Local radio is the main media for reaching many people in the Barzan area, even in the remotest villages, since they have access to local radio, which builds on the oral traditions of Barzan populations. Although men own the majority of radio receivers, women can lis- ten to programmes at home. Harman radio is an important tool for the diffusion of messages on new ideas and techniques as well as on health, nutrition, family planning and other social and cultural issues. The Harman radio was used for training and the transfer of new ideas about women’s rights and attempted to change the attitude of communities about the role of women.

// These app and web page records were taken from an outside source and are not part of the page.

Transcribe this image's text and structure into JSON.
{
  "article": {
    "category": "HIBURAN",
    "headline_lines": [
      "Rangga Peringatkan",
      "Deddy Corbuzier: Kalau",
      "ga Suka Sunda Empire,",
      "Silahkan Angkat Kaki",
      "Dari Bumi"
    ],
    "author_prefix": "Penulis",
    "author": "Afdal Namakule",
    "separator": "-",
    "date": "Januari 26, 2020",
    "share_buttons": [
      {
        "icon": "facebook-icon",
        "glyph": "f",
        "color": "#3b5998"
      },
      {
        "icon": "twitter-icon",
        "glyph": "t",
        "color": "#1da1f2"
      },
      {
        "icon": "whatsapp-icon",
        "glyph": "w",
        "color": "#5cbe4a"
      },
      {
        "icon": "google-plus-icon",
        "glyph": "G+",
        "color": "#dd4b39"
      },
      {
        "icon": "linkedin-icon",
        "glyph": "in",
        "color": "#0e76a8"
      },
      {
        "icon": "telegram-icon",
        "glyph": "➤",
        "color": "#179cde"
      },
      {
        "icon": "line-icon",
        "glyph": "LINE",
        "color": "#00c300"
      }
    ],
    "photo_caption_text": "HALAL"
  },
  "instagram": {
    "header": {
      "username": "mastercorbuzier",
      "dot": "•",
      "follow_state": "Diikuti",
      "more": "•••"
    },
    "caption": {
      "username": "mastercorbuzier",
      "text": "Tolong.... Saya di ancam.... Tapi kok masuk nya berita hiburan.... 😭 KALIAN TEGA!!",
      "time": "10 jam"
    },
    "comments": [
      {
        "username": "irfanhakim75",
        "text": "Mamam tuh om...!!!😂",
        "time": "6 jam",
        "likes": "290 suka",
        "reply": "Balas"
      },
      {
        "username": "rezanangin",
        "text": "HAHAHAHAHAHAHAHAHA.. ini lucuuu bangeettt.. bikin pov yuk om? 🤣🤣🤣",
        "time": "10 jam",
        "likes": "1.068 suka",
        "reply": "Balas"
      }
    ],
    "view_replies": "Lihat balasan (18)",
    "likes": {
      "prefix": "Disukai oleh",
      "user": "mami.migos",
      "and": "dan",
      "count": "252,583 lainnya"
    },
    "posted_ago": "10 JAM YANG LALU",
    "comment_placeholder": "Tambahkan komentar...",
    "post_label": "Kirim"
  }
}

During the field work on 2th May 2007 at Harman institution the researcher observed that there was a program for training people who work in the media. The training programme was organized in cooperation with the Association of Newspapers without Borders, and the number of participants was 24 trainers, 10 of them being females and 14 males. This was clear evidence of the importance of the participation of females in the Barzan area in capacitybuilding as a starting point towards participation in decision-making and towards enhanced development.
Local radio can promote dialogue and debate on major issues of rural development as well as provide a platform for the expression of rural women’s needs, opinions and aspirations. Radio enables women to voice their concerns and speak about their aspirations with Barzan policy-makers and development planners. Finally, Harman radio is a vital tool that can be used to develop community cohesion, solidarity and changing attitudes about women. The researcher observed that the community has successfully used the Harman radio especially the rural population of Barzan area.
Harman radio programmes are most effective since it is produced with audience participation both female and male, in the local language and with consideration for the cultural traditions of the Barzan tribe. It seems that Harman radio is an important channel for motivation and education of women since it raises consciousness of gender issues as well as informing women about their rights. It offers women in the Barzan area to tune in to many issues that interest them. More and more young women are receiving training in the programming and management of community-based radio so that the programmes can reflect their real needs.